One of the most stark stories of recent weeks has been the decline in form of Jenson Button, who won the first race of the season but has now fallen to eighth in the driver’s standings, 43 points adrift of championship leader Lewis Hamilton.
With seven different race winners and no-one running away with the championship, it’s by no means a disaster. But the McLaren driver knows he needs to get on top of his set up issues and get back onto the podium as soon as possible to keep himself in contention.
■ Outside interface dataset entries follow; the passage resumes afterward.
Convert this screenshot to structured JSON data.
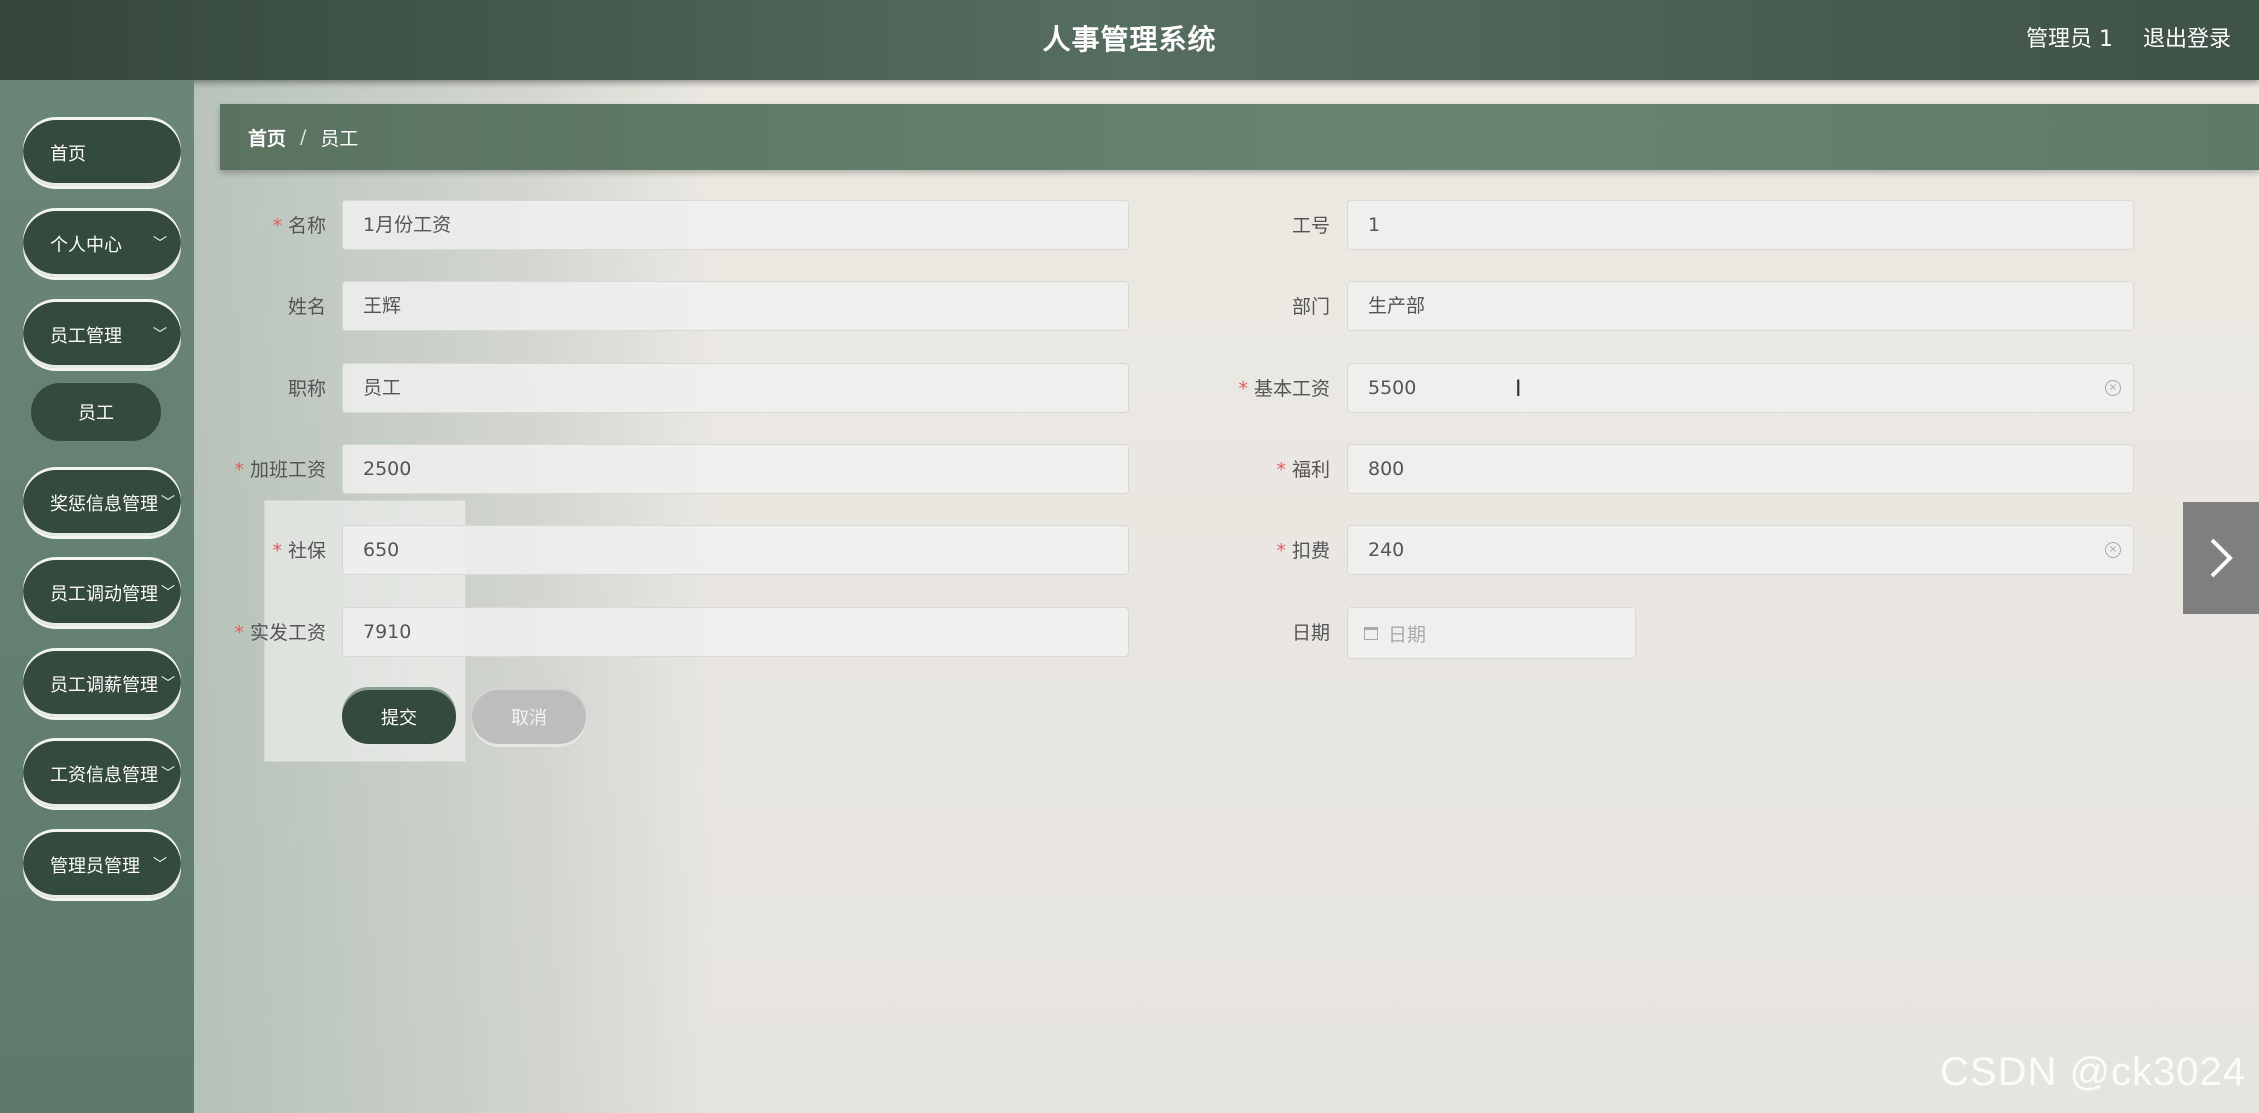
{
  "header": {
    "title": "人事管理系统",
    "user": "管理员 1",
    "logout": "退出登录"
  },
  "sidebar": {
    "items": [
      {
        "label": "首页"
      },
      {
        "label": "个人中心"
      },
      {
        "label": "员工管理"
      },
      {
        "label": "员工"
      },
      {
        "label": "奖惩信息管理"
      },
      {
        "label": "员工调动管理"
      },
      {
        "label": "员工调薪管理"
      },
      {
        "label": "工资信息管理"
      },
      {
        "label": "管理员管理"
      }
    ]
  },
  "breadcrumb": {
    "home": "首页",
    "sep": "/",
    "current": "员工"
  },
  "form": {
    "name": {
      "label": "名称",
      "value": "1月份工资"
    },
    "job_no": {
      "label": "工号",
      "value": "1"
    },
    "full_name": {
      "label": "姓名",
      "value": "王辉"
    },
    "department": {
      "label": "部门",
      "value": "生产部"
    },
    "title": {
      "label": "职称",
      "value": "员工"
    },
    "base_salary": {
      "label": "基本工资",
      "value": "5500"
    },
    "overtime": {
      "label": "加班工资",
      "value": "2500"
    },
    "welfare": {
      "label": "福利",
      "value": "800"
    },
    "social": {
      "label": "社保",
      "value": "650"
    },
    "deduction": {
      "label": "扣费",
      "value": "240"
    },
    "actual": {
      "label": "实发工资",
      "value": "7910"
    },
    "date": {
      "label": "日期",
      "placeholder": "日期"
    },
    "submit": "提交",
    "cancel": "取消"
  },
  "watermark": "CSDN @ck3024"
}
The problem, as always in F1, is not one thing. Button has struggled recently with this generation of Pirelli tyres to get heat into the front tyres, especially for qualifying. He has lost the “feeling”. McLaren runs its car very stiff at the front for aerodynamic reasons. Button has tried on several occasions using different brake materials, partly to generate more temperature from inside the wheel, as he did again in Montreal. But in trying to solve this front grip issue, his set up has moved away from the planted rear end of the car which his driving style requires.
Last year’s cars, with their exhaust blown diffusers, generated huge amounts of rear end downforce which gave Button the stable rear end he needs. This year’s F1 cars, without the EBD, move around a lot at the back, which Hamilton can live with but Button can’t. The McLaren seemed in winter testing and in the opening races to be reasonably strong at the rear relative to the others in this area, certainly enough for Button to feel good with it in February and March. But perhaps the development of the car since then has taken it away from what works for him. In Montreal he was particularly unlucky that some new directions he was trying out, including in rear suspension didn’t get the long run testing they needed on Friday as he lost most of the day with a drawn-out oil leak and gearbox change saga. So his problem with heavy tyre usage didn’t really show itself until race day, where he suffered high degradation.
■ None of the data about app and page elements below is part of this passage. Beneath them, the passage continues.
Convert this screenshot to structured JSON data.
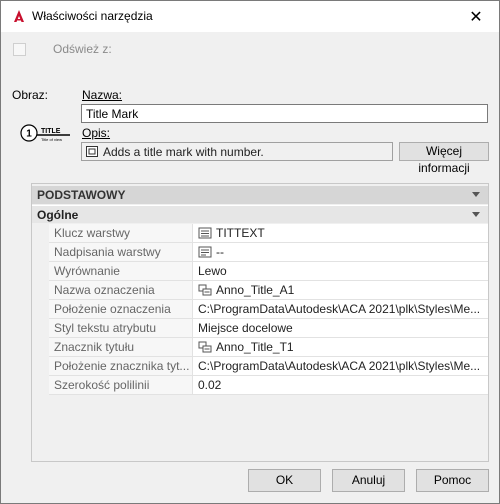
{
  "window": {
    "title": "Właściwości narzędzia",
    "close_glyph": "✕",
    "accent": "#c8102e"
  },
  "refresh": {
    "label": "Odśwież z:",
    "checked": false
  },
  "image_label": "Obraz:",
  "preview": {
    "number": "1",
    "title": "TITLE",
    "sub": "Title of view"
  },
  "name": {
    "label": "Nazwa:",
    "value": "Title Mark"
  },
  "description": {
    "label": "Opis:",
    "value": "Adds a title mark with number.",
    "more_button": "Więcej informacji"
  },
  "properties": {
    "category": "PODSTAWOWY",
    "group": "Ogólne",
    "rows": [
      {
        "key": "Klucz warstwy",
        "value": "TITTEXT",
        "icon": "layer-key-icon"
      },
      {
        "key": "Nadpisania warstwy",
        "value": "--",
        "icon": "layer-override-icon"
      },
      {
        "key": "Wyrównanie",
        "value": "Lewo",
        "icon": ""
      },
      {
        "key": "Nazwa oznaczenia",
        "value": "Anno_Title_A1",
        "icon": "block-icon"
      },
      {
        "key": "Położenie oznaczenia",
        "value": "C:\\ProgramData\\Autodesk\\ACA  2021\\plk\\Styles\\Me...",
        "icon": ""
      },
      {
        "key": "Styl tekstu atrybutu",
        "value": "Miejsce docelowe",
        "icon": ""
      },
      {
        "key": "Znacznik tytułu",
        "value": "Anno_Title_T1",
        "icon": "block-icon"
      },
      {
        "key": "Położenie znacznika tyt...",
        "value": "C:\\ProgramData\\Autodesk\\ACA  2021\\plk\\Styles\\Me...",
        "icon": ""
      },
      {
        "key": "Szerokość polilinii",
        "value": "0.02",
        "icon": ""
      }
    ]
  },
  "buttons": {
    "ok": "OK",
    "cancel": "Anuluj",
    "help": "Pomoc"
  }
}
“I haven’t got a clue what to do at the moment and every time we have good ideas we don’t seem to make any progress,” he said after the race. “I love driving an F1 car so I am confident every time I jump in and then after two laps there is no grip anywhere. Obviously the car with a certain set-up is very quick but what I was driving was not a winning car.
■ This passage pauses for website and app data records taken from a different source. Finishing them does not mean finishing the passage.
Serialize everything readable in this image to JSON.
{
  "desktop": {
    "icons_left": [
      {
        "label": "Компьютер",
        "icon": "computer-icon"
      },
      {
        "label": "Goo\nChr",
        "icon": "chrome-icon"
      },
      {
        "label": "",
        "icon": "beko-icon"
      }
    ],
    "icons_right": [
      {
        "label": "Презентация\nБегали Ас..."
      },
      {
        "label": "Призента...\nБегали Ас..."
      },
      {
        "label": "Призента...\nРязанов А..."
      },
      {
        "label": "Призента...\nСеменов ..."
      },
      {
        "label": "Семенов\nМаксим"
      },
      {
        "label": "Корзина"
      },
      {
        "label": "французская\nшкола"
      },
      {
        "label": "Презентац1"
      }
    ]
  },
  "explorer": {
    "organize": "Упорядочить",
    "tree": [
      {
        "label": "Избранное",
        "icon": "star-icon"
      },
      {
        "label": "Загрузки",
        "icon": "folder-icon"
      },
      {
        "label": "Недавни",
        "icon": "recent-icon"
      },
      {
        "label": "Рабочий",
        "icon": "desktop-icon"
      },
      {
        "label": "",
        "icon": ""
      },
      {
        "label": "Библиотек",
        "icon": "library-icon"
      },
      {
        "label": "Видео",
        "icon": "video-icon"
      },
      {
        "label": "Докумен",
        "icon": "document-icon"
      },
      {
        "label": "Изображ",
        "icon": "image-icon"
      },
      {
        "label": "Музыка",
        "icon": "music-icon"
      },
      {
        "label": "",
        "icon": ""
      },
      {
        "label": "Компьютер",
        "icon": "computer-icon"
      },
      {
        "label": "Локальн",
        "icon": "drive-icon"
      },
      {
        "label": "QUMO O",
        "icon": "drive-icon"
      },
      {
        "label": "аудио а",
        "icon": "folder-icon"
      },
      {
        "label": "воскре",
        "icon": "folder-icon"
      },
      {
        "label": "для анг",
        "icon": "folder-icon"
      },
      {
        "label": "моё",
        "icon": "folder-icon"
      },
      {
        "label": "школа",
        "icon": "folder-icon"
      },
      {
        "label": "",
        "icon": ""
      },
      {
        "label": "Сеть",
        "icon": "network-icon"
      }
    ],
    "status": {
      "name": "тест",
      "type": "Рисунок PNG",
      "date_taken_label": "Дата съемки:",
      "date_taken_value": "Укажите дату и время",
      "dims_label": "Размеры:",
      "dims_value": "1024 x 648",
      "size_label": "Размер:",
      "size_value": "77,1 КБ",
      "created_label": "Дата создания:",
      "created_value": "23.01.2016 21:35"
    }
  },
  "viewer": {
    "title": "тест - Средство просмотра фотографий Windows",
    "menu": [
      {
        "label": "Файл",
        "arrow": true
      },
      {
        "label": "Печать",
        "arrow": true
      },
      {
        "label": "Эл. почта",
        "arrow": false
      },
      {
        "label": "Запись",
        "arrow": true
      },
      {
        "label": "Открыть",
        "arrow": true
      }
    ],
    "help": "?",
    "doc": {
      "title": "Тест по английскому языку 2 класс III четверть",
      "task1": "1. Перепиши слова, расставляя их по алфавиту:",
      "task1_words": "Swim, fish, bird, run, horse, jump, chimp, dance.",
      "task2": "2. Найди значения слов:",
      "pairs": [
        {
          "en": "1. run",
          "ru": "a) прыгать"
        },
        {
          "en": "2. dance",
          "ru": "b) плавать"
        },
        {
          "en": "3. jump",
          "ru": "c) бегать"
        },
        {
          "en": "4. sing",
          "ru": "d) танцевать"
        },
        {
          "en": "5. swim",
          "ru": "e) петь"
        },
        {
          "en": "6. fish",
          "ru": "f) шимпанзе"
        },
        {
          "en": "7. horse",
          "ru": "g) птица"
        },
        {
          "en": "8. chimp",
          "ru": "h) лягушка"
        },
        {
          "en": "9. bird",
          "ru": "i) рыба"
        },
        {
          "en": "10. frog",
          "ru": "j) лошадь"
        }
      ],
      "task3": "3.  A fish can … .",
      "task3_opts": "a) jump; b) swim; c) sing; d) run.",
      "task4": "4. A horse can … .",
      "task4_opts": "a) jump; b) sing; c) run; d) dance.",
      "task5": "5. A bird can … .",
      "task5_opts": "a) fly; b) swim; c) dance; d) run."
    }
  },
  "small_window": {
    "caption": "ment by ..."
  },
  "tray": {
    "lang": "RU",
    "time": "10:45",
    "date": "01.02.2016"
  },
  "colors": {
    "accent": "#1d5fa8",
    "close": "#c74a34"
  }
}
“It’s been the same for the last couple of races and I don’t know why because it is normally something I am pretty good at. I’m driving round 1.5 seconds slower than the leaders and one is my team-mate but I can’t go any quicker.”
Button’s post Canada debrief will have analysed why he had the problems with tyre degradation and will then look at solutions for Valencia which he can then try out in McLaren’s high-tech simulator at Woking before travelling out to Spain.
Button confirmed that the start point for this effort will be to work from Lewis Hamilton’s set up and then evolve from there, “The fist thing you do is set the car up like the other one and that’s how we’ll do it initially,” he said. “I won’t be as quick as him on those settings but then we can work from there and find a set up that works for me.”
It’s still early days in the championship, with 13 races still to go. A win or podium would put him right back into the hunt. He certainly can’t afford to languish in the doldrums for long.